Task directions.
Every line that holds the word "icon" needs to be copied from the data below.

* * * * * * * * *

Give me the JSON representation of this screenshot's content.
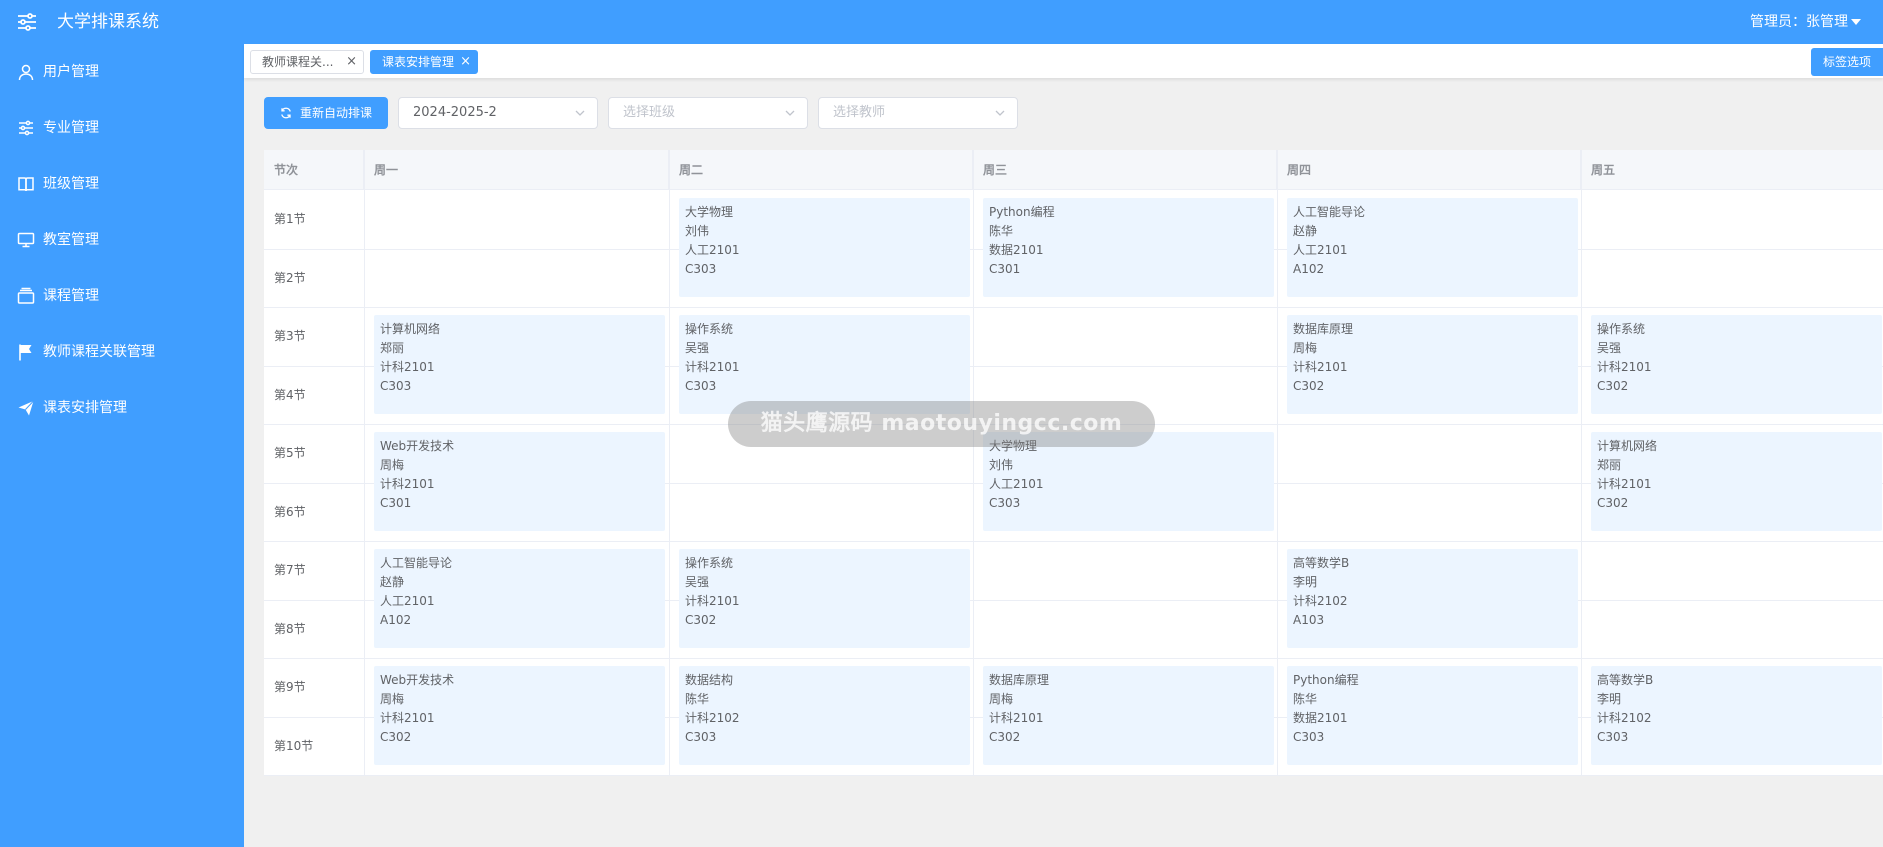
{
  "header": {
    "menu_icon": "sliders-icon",
    "app_title": "大学排课系统",
    "user_label": "管理员：张管理"
  },
  "sidebar": {
    "items": [
      {
        "label": "用户管理",
        "icon": "user-icon"
      },
      {
        "label": "专业管理",
        "icon": "sliders-icon"
      },
      {
        "label": "班级管理",
        "icon": "book-icon"
      },
      {
        "label": "教室管理",
        "icon": "monitor-icon"
      },
      {
        "label": "课程管理",
        "icon": "box-icon"
      },
      {
        "label": "教师课程关联管理",
        "icon": "flag-icon"
      },
      {
        "label": "课表安排管理",
        "icon": "send-icon"
      }
    ]
  },
  "tabs": {
    "items": [
      {
        "label": "教师课程关...",
        "active": false
      },
      {
        "label": "课表安排管理",
        "active": true
      }
    ],
    "close_glyph": "×",
    "options_label": "标签选项"
  },
  "toolbar": {
    "reschedule_label": "重新自动排课",
    "semester_value": "2024-2025-2",
    "class_placeholder": "选择班级",
    "teacher_placeholder": "选择教师"
  },
  "timetable": {
    "headers": [
      "节次",
      "周一",
      "周二",
      "周三",
      "周四",
      "周五"
    ],
    "periods": [
      "第1节",
      "第2节",
      "第3节",
      "第4节",
      "第5节",
      "第6节",
      "第7节",
      "第8节",
      "第9节",
      "第10节"
    ],
    "slots": [
      [
        null,
        {
          "course": "大学物理",
          "teacher": "刘伟",
          "class": "人工2101",
          "room": "C303"
        },
        {
          "course": "Python编程",
          "teacher": "陈华",
          "class": "数据2101",
          "room": "C301"
        },
        {
          "course": "人工智能导论",
          "teacher": "赵静",
          "class": "人工2101",
          "room": "A102"
        },
        null
      ],
      [
        {
          "course": "计算机网络",
          "teacher": "郑丽",
          "class": "计科2101",
          "room": "C303"
        },
        {
          "course": "操作系统",
          "teacher": "吴强",
          "class": "计科2101",
          "room": "C303"
        },
        null,
        {
          "course": "数据库原理",
          "teacher": "周梅",
          "class": "计科2101",
          "room": "C302"
        },
        {
          "course": "操作系统",
          "teacher": "吴强",
          "class": "计科2101",
          "room": "C302"
        }
      ],
      [
        {
          "course": "Web开发技术",
          "teacher": "周梅",
          "class": "计科2101",
          "room": "C301"
        },
        null,
        {
          "course": "大学物理",
          "teacher": "刘伟",
          "class": "人工2101",
          "room": "C303"
        },
        null,
        {
          "course": "计算机网络",
          "teacher": "郑丽",
          "class": "计科2101",
          "room": "C302"
        }
      ],
      [
        {
          "course": "人工智能导论",
          "teacher": "赵静",
          "class": "人工2101",
          "room": "A102"
        },
        {
          "course": "操作系统",
          "teacher": "吴强",
          "class": "计科2101",
          "room": "C302"
        },
        null,
        {
          "course": "高等数学B",
          "teacher": "李明",
          "class": "计科2102",
          "room": "A103"
        },
        null
      ],
      [
        {
          "course": "Web开发技术",
          "teacher": "周梅",
          "class": "计科2101",
          "room": "C302"
        },
        {
          "course": "数据结构",
          "teacher": "陈华",
          "class": "计科2102",
          "room": "C303"
        },
        {
          "course": "数据库原理",
          "teacher": "周梅",
          "class": "计科2101",
          "room": "C302"
        },
        {
          "course": "Python编程",
          "teacher": "陈华",
          "class": "数据2101",
          "room": "C303"
        },
        {
          "course": "高等数学B",
          "teacher": "李明",
          "class": "计科2102",
          "room": "C303"
        }
      ]
    ]
  },
  "watermark": "猫头鹰源码 maotouyingcc.com",
  "colors": {
    "primary": "#409eff",
    "cell_bg": "#ecf5ff",
    "header_bg": "#f5f7fa",
    "border": "#ebeef5"
  }
}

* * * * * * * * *

Exercise solution.
    "menu_icon": "sliders-icon",
        "icon": "user-icon"
        "icon": "sliders-icon"
        "icon": "book-icon"
        "icon": "monitor-icon"
        "icon": "box-icon"
        "icon": "flag-icon"
        "icon": "send-icon"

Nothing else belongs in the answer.